▶ About this task
Where the word "handle" occurs in a line of the listing, please copy the line.

▶ Provided material
☆ ☆ ☆ ☆

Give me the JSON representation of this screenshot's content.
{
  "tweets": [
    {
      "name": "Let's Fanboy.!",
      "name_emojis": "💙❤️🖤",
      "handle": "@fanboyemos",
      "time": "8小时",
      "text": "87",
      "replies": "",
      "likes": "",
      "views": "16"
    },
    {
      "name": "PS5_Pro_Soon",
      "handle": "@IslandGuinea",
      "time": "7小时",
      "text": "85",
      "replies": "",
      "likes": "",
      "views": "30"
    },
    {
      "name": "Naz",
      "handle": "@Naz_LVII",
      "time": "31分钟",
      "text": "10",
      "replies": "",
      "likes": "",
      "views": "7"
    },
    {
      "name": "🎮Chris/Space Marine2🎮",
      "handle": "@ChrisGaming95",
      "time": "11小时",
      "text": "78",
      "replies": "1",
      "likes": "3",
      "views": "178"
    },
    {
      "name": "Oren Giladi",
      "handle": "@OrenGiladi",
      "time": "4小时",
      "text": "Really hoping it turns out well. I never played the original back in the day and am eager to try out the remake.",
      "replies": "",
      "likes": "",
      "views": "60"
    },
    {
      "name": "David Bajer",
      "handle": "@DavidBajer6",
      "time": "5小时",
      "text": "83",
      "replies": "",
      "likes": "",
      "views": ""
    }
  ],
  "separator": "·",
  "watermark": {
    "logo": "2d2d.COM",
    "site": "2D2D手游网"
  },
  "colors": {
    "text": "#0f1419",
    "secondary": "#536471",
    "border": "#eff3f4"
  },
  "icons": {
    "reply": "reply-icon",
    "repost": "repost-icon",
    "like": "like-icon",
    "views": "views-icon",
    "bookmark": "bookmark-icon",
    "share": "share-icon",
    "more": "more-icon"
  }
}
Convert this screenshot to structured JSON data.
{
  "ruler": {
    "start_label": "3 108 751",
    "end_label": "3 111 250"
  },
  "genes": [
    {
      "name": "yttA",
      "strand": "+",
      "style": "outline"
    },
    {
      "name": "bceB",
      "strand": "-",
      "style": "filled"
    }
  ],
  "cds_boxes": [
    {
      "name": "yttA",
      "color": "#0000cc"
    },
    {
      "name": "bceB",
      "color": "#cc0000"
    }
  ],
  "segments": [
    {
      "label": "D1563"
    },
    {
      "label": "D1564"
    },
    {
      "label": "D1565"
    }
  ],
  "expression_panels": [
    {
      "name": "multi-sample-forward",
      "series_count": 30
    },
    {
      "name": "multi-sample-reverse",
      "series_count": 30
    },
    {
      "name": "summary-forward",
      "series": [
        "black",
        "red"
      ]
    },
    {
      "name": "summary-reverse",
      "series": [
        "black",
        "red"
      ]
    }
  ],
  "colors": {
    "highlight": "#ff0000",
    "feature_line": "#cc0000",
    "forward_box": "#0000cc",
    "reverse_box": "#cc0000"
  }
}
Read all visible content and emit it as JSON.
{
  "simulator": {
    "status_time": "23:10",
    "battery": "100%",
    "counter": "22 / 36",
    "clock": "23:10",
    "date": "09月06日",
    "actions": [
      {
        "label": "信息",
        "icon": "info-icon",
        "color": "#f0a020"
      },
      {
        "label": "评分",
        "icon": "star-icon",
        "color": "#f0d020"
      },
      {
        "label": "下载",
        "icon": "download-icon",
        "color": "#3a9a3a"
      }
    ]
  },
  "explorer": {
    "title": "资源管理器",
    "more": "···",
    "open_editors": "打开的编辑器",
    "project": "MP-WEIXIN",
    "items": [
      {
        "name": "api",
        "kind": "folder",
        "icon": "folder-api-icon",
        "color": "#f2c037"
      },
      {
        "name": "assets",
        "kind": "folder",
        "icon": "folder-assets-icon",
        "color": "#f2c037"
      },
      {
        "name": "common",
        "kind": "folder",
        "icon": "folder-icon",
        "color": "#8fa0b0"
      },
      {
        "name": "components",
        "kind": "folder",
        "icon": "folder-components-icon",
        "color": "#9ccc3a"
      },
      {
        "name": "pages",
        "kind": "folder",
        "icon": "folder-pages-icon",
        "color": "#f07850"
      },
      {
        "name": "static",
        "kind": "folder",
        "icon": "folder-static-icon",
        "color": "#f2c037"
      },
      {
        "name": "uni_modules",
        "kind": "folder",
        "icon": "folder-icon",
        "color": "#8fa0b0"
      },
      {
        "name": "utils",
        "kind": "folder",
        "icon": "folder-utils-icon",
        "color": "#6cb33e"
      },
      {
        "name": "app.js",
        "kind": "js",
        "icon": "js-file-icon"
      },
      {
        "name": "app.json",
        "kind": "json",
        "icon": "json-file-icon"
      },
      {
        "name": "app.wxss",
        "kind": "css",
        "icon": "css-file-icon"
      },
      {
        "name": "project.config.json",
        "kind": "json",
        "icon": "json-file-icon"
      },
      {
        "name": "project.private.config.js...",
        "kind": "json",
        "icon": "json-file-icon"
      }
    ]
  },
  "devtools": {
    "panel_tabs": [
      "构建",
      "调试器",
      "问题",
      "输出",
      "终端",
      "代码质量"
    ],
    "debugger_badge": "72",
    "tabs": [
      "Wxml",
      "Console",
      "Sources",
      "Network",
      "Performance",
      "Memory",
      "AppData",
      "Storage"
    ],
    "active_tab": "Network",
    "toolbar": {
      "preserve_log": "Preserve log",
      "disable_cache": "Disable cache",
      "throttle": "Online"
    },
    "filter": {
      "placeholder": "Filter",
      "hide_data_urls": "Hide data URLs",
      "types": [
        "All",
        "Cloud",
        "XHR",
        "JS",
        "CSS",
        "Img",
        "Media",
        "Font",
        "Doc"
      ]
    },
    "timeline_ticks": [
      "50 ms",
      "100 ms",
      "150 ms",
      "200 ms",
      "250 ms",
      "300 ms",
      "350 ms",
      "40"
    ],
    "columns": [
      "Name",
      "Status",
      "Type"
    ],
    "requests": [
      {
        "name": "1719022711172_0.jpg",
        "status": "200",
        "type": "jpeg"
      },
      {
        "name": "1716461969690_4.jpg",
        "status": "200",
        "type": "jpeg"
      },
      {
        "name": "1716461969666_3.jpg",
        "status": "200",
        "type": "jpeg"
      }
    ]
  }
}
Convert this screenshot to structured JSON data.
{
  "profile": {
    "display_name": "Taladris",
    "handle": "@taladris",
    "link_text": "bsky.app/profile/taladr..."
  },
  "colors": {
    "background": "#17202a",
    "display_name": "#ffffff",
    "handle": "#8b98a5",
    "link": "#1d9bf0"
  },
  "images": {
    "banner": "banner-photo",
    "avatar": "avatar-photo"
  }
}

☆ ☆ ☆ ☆

▶ Solution for this exercise
      "handle": "@fanboyemos",
      "handle": "@IslandGuinea",
      "handle": "@Naz_LVII",
      "handle": "@ChrisGaming95",
      "handle": "@OrenGiladi",
      "handle": "@DavidBajer6",
    "handle": "@taladris",
    "handle": "#8b98a5",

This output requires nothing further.